Ford’s redesigned 2013 Fusion has won praise for its Aston Martin-like styling, but now the four-door from the Blue Oval can add a more substantial accolade to its trophy case. The Fusion was named 2013 Green Car of the Year by Green Car Journal at the Los Angeles Auto Show on Thursday.
“It won by virtue of the fact that it offers an array of choices,” Green Car Journal editor Ron Cogan told the assembled crowd after announcing the Fusion’s win. With its selection of fuel efficient conventional, hybrid, and plug-in hybrid powertrains, the Fusion definitely spoils customers for choice.
Like other carmakers, Ford decided to drop the Fusion’s V6 as the headline motor in favor of smaller engines. In the six-cylinder’s place are two four-bangers from Ford’s EcoBoost line of turbocharged, direct-injected engines (along with a base, 2.5-liter Duratec engine).
The 1.6-liter EcoBoost returns 23 mpg city, 36 mpg highway, and 28 mpg combined with an automatic transmission. Those numbers rise by 1 mpg each with a manual. A 2.0-liter EcoBoost engine returns 22 mpg city, 33 mpg highway, and 26 mpg combined.

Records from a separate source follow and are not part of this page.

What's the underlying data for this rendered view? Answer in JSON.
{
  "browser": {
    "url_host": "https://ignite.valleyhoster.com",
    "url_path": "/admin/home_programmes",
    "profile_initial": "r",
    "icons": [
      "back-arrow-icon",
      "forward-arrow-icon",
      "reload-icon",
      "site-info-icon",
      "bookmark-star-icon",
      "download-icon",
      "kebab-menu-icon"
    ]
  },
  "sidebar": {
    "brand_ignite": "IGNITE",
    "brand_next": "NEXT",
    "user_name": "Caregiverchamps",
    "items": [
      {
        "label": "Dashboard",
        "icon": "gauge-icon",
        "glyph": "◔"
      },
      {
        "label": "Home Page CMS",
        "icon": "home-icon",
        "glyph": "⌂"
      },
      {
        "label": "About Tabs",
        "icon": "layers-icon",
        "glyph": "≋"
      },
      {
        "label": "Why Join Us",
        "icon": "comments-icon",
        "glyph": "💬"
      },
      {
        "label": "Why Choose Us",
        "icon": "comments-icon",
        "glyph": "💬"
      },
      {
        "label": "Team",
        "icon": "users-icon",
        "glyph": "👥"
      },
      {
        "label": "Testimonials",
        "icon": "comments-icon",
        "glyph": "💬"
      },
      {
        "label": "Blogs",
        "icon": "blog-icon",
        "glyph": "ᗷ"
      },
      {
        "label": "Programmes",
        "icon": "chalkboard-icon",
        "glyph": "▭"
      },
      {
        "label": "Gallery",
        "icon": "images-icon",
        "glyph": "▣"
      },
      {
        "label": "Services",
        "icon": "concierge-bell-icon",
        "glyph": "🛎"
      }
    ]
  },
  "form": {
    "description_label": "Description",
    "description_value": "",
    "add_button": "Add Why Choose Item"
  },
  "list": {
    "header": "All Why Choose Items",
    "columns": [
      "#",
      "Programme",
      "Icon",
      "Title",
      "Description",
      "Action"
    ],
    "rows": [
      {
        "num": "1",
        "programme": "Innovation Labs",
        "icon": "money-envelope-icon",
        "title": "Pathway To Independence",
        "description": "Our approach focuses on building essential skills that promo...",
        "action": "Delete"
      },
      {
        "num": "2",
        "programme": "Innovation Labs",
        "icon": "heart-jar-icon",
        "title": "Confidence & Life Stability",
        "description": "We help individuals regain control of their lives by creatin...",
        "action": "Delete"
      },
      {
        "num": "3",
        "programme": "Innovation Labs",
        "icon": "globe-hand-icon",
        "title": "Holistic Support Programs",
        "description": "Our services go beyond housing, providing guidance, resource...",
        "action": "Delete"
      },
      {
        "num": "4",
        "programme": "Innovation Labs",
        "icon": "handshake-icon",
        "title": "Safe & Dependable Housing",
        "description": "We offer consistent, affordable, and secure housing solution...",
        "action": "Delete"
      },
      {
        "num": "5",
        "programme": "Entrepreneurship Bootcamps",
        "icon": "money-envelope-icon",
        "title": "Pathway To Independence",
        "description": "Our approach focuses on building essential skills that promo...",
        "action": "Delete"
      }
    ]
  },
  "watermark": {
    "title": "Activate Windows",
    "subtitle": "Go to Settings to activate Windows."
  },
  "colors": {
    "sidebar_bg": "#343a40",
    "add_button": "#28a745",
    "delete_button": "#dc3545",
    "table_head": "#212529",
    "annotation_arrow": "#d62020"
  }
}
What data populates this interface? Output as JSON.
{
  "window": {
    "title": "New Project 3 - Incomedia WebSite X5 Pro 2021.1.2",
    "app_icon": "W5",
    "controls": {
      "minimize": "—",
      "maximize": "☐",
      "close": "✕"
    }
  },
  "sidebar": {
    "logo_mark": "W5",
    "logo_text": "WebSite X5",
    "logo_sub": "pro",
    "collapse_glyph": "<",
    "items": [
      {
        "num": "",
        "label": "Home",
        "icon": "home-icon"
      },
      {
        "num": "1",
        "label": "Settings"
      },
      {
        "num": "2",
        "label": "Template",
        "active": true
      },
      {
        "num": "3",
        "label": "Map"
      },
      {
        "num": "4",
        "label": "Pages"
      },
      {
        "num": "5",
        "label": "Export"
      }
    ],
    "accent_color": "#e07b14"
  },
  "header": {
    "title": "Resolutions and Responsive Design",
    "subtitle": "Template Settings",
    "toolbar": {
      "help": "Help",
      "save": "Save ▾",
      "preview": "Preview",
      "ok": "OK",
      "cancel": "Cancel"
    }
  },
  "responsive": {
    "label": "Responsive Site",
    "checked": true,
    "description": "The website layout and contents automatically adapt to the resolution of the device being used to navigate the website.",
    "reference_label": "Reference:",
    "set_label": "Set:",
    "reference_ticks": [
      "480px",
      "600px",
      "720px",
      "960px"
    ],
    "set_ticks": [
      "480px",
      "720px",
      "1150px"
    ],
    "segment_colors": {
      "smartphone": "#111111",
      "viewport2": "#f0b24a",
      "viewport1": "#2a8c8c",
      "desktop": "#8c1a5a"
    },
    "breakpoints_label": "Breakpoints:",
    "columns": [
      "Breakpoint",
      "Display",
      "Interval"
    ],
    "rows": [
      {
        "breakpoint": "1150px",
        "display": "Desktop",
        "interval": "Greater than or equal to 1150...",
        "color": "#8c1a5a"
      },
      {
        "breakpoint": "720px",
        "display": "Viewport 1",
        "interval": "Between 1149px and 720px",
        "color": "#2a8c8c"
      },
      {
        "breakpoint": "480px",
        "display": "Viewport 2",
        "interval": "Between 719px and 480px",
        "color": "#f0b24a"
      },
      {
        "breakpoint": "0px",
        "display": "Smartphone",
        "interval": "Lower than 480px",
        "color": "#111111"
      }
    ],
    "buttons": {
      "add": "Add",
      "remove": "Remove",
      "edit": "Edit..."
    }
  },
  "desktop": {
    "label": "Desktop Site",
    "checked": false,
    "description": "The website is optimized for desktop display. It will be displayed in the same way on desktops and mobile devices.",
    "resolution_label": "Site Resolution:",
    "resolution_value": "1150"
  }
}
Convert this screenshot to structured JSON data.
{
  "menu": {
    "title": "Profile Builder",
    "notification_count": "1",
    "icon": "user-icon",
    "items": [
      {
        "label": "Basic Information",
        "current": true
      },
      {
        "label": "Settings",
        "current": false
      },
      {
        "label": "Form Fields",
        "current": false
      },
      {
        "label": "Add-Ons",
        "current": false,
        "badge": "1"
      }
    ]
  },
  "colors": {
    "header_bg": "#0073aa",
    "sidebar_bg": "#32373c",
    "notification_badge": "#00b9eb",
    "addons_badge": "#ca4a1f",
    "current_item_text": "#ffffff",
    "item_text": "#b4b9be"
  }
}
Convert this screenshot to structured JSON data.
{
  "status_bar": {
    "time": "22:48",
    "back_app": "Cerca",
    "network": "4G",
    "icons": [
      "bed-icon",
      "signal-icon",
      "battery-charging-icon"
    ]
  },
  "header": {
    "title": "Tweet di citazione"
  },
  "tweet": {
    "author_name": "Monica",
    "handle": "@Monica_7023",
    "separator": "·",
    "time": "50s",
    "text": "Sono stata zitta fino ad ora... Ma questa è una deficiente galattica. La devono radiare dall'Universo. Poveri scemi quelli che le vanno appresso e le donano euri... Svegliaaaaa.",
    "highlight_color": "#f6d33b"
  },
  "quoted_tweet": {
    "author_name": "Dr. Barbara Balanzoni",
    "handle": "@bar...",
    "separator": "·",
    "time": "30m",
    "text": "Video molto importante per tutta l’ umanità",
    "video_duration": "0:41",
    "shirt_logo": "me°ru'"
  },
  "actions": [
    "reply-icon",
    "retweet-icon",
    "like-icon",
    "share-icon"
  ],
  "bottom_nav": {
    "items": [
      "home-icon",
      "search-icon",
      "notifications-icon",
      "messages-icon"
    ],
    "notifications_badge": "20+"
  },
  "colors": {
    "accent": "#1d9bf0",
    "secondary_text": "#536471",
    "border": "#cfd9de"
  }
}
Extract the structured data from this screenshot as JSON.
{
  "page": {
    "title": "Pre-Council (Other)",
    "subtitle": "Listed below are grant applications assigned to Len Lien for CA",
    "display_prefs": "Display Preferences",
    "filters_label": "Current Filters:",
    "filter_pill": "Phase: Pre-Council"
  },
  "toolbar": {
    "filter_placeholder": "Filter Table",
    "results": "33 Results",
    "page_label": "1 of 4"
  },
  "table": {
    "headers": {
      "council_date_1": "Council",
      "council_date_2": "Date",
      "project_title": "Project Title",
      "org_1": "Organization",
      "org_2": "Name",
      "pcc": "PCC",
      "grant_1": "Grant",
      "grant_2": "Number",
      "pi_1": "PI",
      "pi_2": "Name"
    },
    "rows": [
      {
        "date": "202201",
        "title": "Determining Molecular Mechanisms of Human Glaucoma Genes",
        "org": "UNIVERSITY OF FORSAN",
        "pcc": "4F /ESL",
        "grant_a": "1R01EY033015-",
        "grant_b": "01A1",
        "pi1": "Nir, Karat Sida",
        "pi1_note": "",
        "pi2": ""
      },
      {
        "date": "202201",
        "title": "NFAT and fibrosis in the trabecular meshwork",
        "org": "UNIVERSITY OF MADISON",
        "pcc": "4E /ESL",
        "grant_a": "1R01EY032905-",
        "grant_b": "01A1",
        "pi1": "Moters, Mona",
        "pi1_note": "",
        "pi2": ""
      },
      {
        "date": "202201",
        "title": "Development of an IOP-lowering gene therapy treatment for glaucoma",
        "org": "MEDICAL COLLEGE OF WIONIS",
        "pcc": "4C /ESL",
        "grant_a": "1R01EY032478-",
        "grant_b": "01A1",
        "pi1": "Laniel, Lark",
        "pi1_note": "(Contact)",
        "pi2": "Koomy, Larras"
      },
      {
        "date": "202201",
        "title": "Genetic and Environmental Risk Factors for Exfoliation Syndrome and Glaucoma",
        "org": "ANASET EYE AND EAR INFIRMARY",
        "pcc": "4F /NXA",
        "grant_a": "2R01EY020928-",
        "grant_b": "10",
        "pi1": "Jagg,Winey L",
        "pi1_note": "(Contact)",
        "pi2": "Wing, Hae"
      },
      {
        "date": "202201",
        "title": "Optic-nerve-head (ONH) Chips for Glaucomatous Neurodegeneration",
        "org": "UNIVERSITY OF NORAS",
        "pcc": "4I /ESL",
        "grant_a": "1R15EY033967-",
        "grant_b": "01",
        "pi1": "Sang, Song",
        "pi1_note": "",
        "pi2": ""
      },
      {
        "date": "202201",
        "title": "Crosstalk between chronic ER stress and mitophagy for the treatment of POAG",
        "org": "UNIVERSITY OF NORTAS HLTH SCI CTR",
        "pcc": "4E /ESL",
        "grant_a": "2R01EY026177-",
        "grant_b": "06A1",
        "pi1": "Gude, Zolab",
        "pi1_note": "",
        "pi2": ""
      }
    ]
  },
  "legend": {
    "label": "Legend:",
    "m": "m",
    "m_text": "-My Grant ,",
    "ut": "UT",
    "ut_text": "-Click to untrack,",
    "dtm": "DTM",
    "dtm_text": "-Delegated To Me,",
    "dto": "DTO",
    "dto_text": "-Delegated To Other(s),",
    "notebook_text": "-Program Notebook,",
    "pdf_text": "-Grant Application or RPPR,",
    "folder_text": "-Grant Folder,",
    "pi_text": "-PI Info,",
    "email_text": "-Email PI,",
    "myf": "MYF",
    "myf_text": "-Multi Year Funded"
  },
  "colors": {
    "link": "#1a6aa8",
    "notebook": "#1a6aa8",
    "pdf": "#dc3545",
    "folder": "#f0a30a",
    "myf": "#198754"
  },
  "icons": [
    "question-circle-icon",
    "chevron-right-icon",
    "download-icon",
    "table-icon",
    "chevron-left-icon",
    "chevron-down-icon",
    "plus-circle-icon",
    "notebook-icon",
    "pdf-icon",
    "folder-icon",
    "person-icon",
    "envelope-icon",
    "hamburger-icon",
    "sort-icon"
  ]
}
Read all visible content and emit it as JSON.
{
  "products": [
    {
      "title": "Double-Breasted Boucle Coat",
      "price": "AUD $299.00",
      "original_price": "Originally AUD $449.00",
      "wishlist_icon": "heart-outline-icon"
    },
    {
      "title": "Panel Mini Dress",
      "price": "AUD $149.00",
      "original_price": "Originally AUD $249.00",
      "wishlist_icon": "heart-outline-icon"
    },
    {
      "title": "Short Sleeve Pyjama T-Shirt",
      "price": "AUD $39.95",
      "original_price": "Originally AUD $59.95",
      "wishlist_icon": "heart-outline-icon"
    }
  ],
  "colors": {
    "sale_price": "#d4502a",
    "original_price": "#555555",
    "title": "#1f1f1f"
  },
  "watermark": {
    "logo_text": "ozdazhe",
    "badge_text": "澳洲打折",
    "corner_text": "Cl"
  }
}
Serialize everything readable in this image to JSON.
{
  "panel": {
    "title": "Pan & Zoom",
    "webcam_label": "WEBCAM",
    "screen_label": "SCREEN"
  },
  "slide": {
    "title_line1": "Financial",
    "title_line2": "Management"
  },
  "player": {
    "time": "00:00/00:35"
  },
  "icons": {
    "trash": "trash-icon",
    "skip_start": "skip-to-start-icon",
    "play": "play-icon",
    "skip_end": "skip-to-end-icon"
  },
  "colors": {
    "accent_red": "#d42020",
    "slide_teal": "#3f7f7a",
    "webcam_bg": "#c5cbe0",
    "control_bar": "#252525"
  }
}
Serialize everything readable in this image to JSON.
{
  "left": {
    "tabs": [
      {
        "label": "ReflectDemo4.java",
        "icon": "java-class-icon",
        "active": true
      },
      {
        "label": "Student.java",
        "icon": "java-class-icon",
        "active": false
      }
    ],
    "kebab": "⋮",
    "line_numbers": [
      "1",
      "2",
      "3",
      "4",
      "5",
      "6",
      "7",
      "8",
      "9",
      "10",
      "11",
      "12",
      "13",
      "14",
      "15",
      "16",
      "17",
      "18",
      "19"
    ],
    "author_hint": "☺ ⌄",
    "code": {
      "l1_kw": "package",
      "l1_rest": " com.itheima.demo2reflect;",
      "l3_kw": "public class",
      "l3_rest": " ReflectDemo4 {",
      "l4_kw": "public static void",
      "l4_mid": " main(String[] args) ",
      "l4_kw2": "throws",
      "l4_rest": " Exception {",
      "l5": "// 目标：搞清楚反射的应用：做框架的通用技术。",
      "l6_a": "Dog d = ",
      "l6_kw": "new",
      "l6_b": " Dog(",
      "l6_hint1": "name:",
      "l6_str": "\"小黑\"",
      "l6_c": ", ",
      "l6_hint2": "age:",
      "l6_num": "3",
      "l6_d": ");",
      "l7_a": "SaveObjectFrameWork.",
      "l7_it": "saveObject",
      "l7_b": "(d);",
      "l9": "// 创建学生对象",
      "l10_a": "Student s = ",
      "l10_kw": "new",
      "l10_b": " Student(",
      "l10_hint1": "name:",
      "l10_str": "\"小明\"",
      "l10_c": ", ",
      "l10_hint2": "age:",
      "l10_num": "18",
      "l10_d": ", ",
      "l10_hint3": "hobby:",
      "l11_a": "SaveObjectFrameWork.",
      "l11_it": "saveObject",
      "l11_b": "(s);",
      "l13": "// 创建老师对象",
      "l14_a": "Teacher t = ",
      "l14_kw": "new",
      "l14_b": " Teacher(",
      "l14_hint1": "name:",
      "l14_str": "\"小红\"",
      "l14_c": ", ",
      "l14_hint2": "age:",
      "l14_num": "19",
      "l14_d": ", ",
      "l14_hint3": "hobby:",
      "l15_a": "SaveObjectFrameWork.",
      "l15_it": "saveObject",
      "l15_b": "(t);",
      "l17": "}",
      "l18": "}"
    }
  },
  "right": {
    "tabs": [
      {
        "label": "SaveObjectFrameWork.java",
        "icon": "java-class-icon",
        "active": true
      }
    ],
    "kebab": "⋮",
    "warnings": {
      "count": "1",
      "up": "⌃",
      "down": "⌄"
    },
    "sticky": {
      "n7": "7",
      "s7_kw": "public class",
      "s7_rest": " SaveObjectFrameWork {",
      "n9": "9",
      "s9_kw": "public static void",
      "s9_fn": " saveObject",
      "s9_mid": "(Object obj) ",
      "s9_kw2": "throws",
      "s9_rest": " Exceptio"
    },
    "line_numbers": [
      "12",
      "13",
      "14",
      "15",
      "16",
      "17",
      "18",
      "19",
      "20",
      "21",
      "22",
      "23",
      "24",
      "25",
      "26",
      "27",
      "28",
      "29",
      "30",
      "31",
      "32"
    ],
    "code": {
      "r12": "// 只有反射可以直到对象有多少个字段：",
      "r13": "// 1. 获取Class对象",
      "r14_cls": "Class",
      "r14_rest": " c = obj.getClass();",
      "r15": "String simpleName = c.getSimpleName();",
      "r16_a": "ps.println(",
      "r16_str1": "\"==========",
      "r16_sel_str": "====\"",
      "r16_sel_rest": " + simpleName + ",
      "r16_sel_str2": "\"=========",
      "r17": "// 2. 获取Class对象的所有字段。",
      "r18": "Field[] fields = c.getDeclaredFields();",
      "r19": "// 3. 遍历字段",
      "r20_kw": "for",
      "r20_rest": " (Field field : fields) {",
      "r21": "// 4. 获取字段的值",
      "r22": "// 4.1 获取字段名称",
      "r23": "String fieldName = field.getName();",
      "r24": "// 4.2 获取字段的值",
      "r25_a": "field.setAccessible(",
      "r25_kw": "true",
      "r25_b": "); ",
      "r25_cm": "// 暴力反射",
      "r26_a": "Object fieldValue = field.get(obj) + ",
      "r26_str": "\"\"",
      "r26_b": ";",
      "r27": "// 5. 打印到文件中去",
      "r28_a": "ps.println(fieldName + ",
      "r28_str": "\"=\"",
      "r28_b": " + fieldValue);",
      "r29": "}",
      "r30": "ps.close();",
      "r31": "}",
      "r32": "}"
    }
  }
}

The two EcoBoost engines are offered on the Fusion SE, which starts at $23,700. Stepping up to the $27,200 Fusion Hybrid nets 47 mpg in all three categories, a number that bests all other midsize sedan hybrids and comes within spitting distance of the vaunted Toyota Prius.
The Fusion Hybrid relies on a 2.0-liter four-cylinder Atkinson cycle engine and a lithium-ion battery pack, and so does the plug-in Fusion Energi. For $39,495, buyers get a larger battery pack and the ability to drive up to 20 miles on electricity alone, at speeds up to 62 mph.
Ford says the Fusion Energi will return 100 MPGe, although official numbers have not been released. The Chevrolet Volt is rated at 98 MPGe, the Toyota Prius Plug-In at 95 MPGe, and Ford’s own C-Max Energi is confirmed at 100 MPGe.
With its array of powertrains, he 2013 Fusion definitely gives buyers options, which something that has been missing from most green cars. Toyota is working to expand its Prius “family,” but customers only get one powertrain option per model, whether they’re buying a rental-grade base version or one with all the bells and whistles.
Carmakers have done the same thing with conventional fuel economy specials, bundling the most fuel efficient engine and transmission with a limited number of options.
The rest of the car world has always relied on options: whether its paint color or engine displacement, people always want to spec their car to suit their specific needs.
Green Car of the Year is chosen by a panel of environmental leaders, including Sierra Club Executive Director Micheal Brune and television host Jay Leno, along with the staff of Green Car Journal. Previous winners include the Volt, Honda Civic GX, and Volkswagen Jetta TDI.